If a record holds a picture, please leave the picture out and copy the rest of the record exactly.

● **RECORDS PROVIDED**:
[Start of Attachment]

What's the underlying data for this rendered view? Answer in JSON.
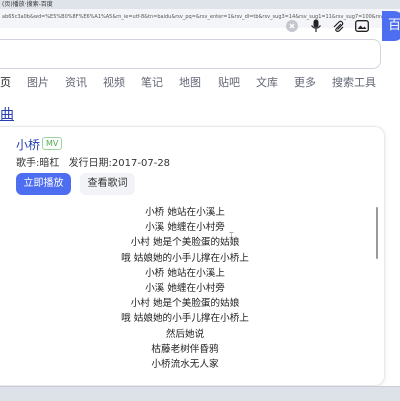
{
  "browser": {
    "tab_title": "(页)播放·搜索-百度",
    "url": "ab65c3a0b&wd=%E5%B0%8F%E6%A1%A5&rn_ie=utf-8&tn=baidu&rsv_pq=&rsv_enter=1&rsv_dl=tb&rsv_sug3=14&rsv_sug1=11&rsv_sug7=100&rsv_btype=i&prefixsug=%E5%B0%8F%E6%A1%A5&rsp=0"
  },
  "search": {
    "clear_icon": "×",
    "search_button": "百"
  },
  "nav": {
    "tabs": [
      "页",
      "图片",
      "资讯",
      "视频",
      "笔记",
      "地图",
      "贴吧",
      "文库",
      "更多",
      "搜索工具"
    ]
  },
  "result": {
    "title": "曲",
    "song_name": "小桥",
    "badge": "MV",
    "singer": "歌手:暗杠",
    "release": "发行日期:2017-07-28",
    "play_button": "立即播放",
    "lyrics_button": "查看歌词",
    "lyrics": [
      "小桥 她站在小溪上",
      "小溪 她缠在小村旁",
      "小村 她是个美脸蛋的姑娘",
      "哦 姑娘她的小手儿撑在小桥上",
      "小桥 她站在小溪上",
      "小溪 她缠在小村旁",
      "小村 她是个美脸蛋的姑娘",
      "哦 姑娘她的小手儿撑在小桥上",
      "然后她说",
      "枯藤老树伴昏鸦",
      "小桥流水无人家"
    ]
  },
  "colors": {
    "accent": "#4e6ef2",
    "link": "#2440b3",
    "badge_green": "#4cae4c"
  }
}
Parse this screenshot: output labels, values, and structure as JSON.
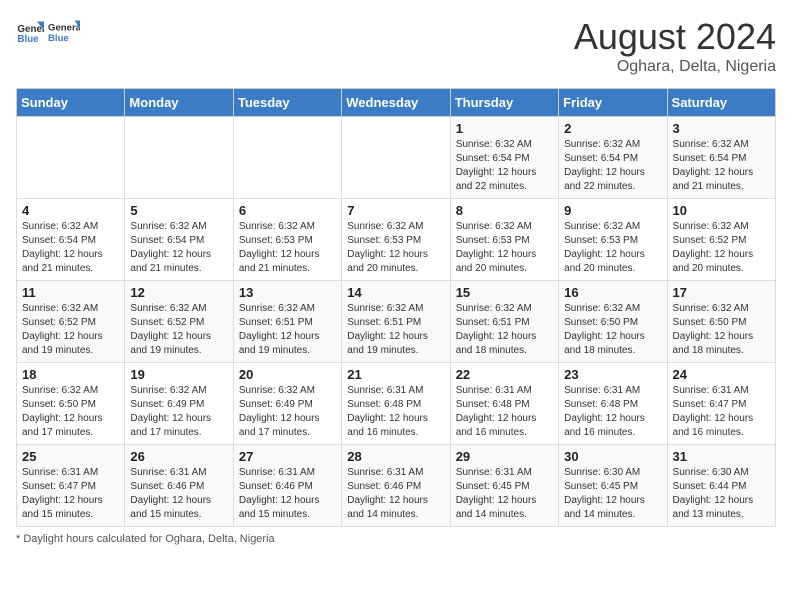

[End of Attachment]

● **ANSWER FOR THE TASK**:
What's the underlying data for this rendered view? Answer in JSON.
{
  "browser": {
    "tab_title": "(页)播放·搜索-百度",
    "url": "ab65c3a0b&wd=%E5%B0%8F%E6%A1%A5&rn_ie=utf-8&tn=baidu&rsv_pq=&rsv_enter=1&rsv_dl=tb&rsv_sug3=14&rsv_sug1=11&rsv_sug7=100&rsv_btype=i&prefixsug=%E5%B0%8F%E6%A1%A5&rsp=0"
  },
  "search": {
    "clear_icon": "×",
    "search_button": "百"
  },
  "nav": {
    "tabs": [
      "页",
      "图片",
      "资讯",
      "视频",
      "笔记",
      "地图",
      "贴吧",
      "文库",
      "更多",
      "搜索工具"
    ]
  },
  "result": {
    "title": "曲",
    "song_name": "小桥",
    "badge": "MV",
    "singer": "歌手:暗杠",
    "release": "发行日期:2017-07-28",
    "play_button": "立即播放",
    "lyrics_button": "查看歌词",
    "lyrics": [
      "小桥 她站在小溪上",
      "小溪 她缠在小村旁",
      "小村 她是个美脸蛋的姑娘",
      "哦 姑娘她的小手儿撑在小桥上",
      "小桥 她站在小溪上",
      "小溪 她缠在小村旁",
      "小村 她是个美脸蛋的姑娘",
      "哦 姑娘她的小手儿撑在小桥上",
      "然后她说",
      "枯藤老树伴昏鸦",
      "小桥流水无人家"
    ]
  },
  "colors": {
    "accent": "#4e6ef2",
    "link": "#2440b3",
    "badge_green": "#4cae4c"
  }
}
Parse this screenshot: output labels, values, and structure as JSON.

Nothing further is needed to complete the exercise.